The breakthrough moment unfolded at the Mastercraft Pro, her final tournament of the trip. Despite falling just short of the world record in the finals of the pro event, Carroll approached the officials, presenting her case for a bonus round. Jacinta’s plea was heard, and she seized the moment, achieving a jump of 202 feet – a distance mirroring the first male to accomplish this feat in 1983.

However, the triumph turned into bitterness when Jacinta disclosed that Nautique, her primary sponsor, opted not to renew her contract. This news was delivered to her while she was undergoing a two-week quarantine in isolation upon her return to Australia.

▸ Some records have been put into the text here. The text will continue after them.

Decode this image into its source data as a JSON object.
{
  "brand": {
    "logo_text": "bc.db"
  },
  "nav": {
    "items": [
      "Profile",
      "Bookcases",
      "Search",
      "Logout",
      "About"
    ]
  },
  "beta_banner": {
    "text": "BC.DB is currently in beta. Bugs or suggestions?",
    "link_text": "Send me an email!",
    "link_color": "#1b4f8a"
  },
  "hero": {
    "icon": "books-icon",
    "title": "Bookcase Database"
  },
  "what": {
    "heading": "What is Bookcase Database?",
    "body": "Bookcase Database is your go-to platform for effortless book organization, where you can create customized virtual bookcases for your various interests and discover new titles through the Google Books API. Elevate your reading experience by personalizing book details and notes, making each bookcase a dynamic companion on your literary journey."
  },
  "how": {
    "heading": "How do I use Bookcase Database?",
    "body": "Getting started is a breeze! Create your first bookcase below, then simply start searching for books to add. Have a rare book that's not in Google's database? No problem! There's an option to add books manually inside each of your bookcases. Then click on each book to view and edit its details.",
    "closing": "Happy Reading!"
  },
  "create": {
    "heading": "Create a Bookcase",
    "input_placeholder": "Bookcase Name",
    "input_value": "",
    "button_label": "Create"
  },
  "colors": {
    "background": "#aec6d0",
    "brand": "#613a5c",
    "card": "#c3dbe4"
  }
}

In an emotional recounting of the experience, Jacinta conveyed her disappointment at the absence of congratulations for her historic achievement. Instead, her major sponsor inquired if she regretted her decision to break the record behind a MasterCraft. Feeling disrespected, she questioned whether the situation would be the same if she were a male world record holder, pondering, “Is this just an easy way to get me off the books?”

“I tried and tried, and I just couldn’t get the five stars to align,” lamented Jacinta. “And at the end of the day, in 50 years, I’m not going to look back, I’m not going to regret [breaking the record]. Hell, I don’t even regret it now!”

As Jacinta contemplates her future in the sport, uncertain about competing on the worldwide stage again, her story sheds light on the challenges female athletes face. Not just in their pursuit of excellence but also in navigating the complexities of sponsorship and recognition within the industry.

Saaya Hirosawa Waterski Jumping

Quiz: Every Jumper to Beat Jacinta Carroll in a Pro Tournament


Quiz: Every jumper to beat Jacinta Carroll in a pro tournament


August 4 2021

4 minute play

In this quiz, you need to every female jumper to beat Jacinta Carroll in a professional tournament.

The list has twelve skiers, all of whom have beat Jacinta Carroll in a professional tournament at least once. We are only including professional tournaments with IWWF elite points on offer (now the Waterski Pro Tour). Before her current eight-year unbeaten streak, Jacinta had four years climbing up the ranks. We have given you the skier’s country and the number of times they have beaten Jacinta.

Data updated as of August 1, 2021